The rich, biographical stories of Feynman and Wheeler in Halpern’s “The Quantum Labyrinth”
Wheeler-Feynman absorber theory (a.k.a. Wheeler-Feynman time-symmetric theory): In layperson terms, imagine you push on a wall. However, the wall can sense that you are going to push on it, and so it pushes you before you even start to push it, thereby canceling out any force you exert. Mathematically speaking, it means that the results of the electromagnetic field equations must not change even in time-reversal conversions. Paul Halpern, a professor of physics at the University of the Sciences in Philadelphia and the author of The Quantum Labyrinth, describes it as tying one end of a clothesline to a rocking chair and the other end to a wall. Once the chair begins to rock, a signal will go from the chair to the wall and back to the chair to hinder its movement. Now, consider that the wall sends an “advanced” signal through the clotheslines to the chair backward in time to strike the chair the very instant the chair starts rocking. These forward and backward signals help to define the Wheeler-Feynman absorber theory.
The first Halpern book I read was in 1994 during my undergrad years studying physics and chemistry. Finding a deeper love for science, I consumed stacks of books during my first free summer when I came across Halpern’s book Time Journeys. For the first time in all of my studies, I understood the whole of science. It felt like all the puzzle pieces in my brain finally clicked. My head was in the clouds, immersed with a deeper understanding of how science, history, and philosophy all intertwined.

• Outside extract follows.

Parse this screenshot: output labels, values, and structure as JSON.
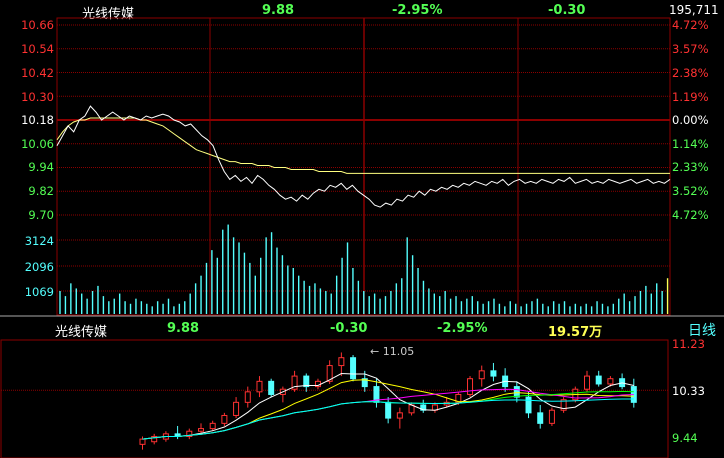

Years later, I read Halpern’s Einstein’s Dice and Schrodinger’s Cat, a story about the camaraderie and competition between Einstein and Schrodinger, their histories and their combined and individual quests to find Unified Field Theory. Once again, swept up in the story of two great physicists, the puzzle pieces fit together perfectly, as Halpern’s logical explanations in physics were comprehensible.
This year, I read The Quantum Labyrinth. Once more, Halpern did not disappoint, as the puzzle pieces came together.
The Quantum Labyrinth is an outstanding story about the pairing of Princeton’s Professor John Wheeler and Richard Feynman, who was initially supposed to be Professor Eugene Wigner’s assistant. However, the story is not just about two brilliant physicists; it is an intertwining of their biographies that includes the backstories of their thought processes, the foundations of their philosophies, and the catalysts to their future developments. Halpern eloquently imparts the complexity of physics in such simple and understandable terms while introducing us to these two profound physicists.
The depth of research that Halpern put into The Quantum Labyrinth provides paragraphs of fantastic information for physics hobbyists, well-read scientists, erudite historians, and curious mathematicians. The book takes the reader through the history of physics and into the lives of each person who, in some way, contributed to Feynman’s and Wheeler’s discoveries. As a result, Halpern gives a respectful nod to the extensive works of many scientists some of whom include Albert Einstein, John von Neumann, Robert Oppenheimer, Niels Bohr, Paul Dirac, Kip Thorne, Charles Misner, and Freeman Dyson.
With these historical gestures, for the layperson, Halpern perfectly clarifies many concepts in physics that one might not otherwise understand. For the hobbyist, Halpern makes topics like Einsteinian dynamics, quantum electrodynamics, positronium atoms, and even the Wheeler-Feynman absorber theory easy to understand. Further, Halpern not only simplifies these difficult concepts, but uses these descriptive lessons as effective transitions while he tells the unique stories of Feynman and Wheeler. In addition to their brilliant theories, Halpern includes their insightful observations, some of which involve flying plates, extremes in theories, and their mutual disdain for pseudoscience.
Though the depth of research, historical recounts, and clarity in physics is more than enough to make this a fantastic book, The Quantum Labyrinth thoughtfully embraces the relationship between Wheeler and Feynman and impeccably grasps their unique characters. Without any elaboration necessary, Halpern enlightens their greatest qualities that defined who they were to the core. By doing so, Halpern cultivates reader compassion while carefully walking around Feynman’s womanizing qualities and Wheeler’s duty as a scientist in weapons development.
Thus, in reverence for the work that these two brilliant scientists created, Halpern emphasizes their greatest intellectual accomplishments while highlighting their struggles with personal loss and moral ruminations. Halpern writes about Feynman’s emotional valleys and peaks as with the loss of his first wife and his comeback to mental acuity, and he guides us into Wheeler’s world where we come to understand his war duties and comprehend the extent of his hypothetical constructions.
I cannot recommend this book enough. Halpern writes with a style and elocution that expressively connects the discovery of science and depth of history to the profoundly human characteristics of Wheeler and Feynman, all to conclude with a very poignant, philosophical view on the whole of physics. The puzzle pieces click together, once again, to construct a landscape of science, history, philosophy, and humanity. To conclude, The Quantum Labyrinth is not only an exemplary contribution to scientific biographical literature, but it is also a perfect dedication to two of the most valuable scientists of the 20th century.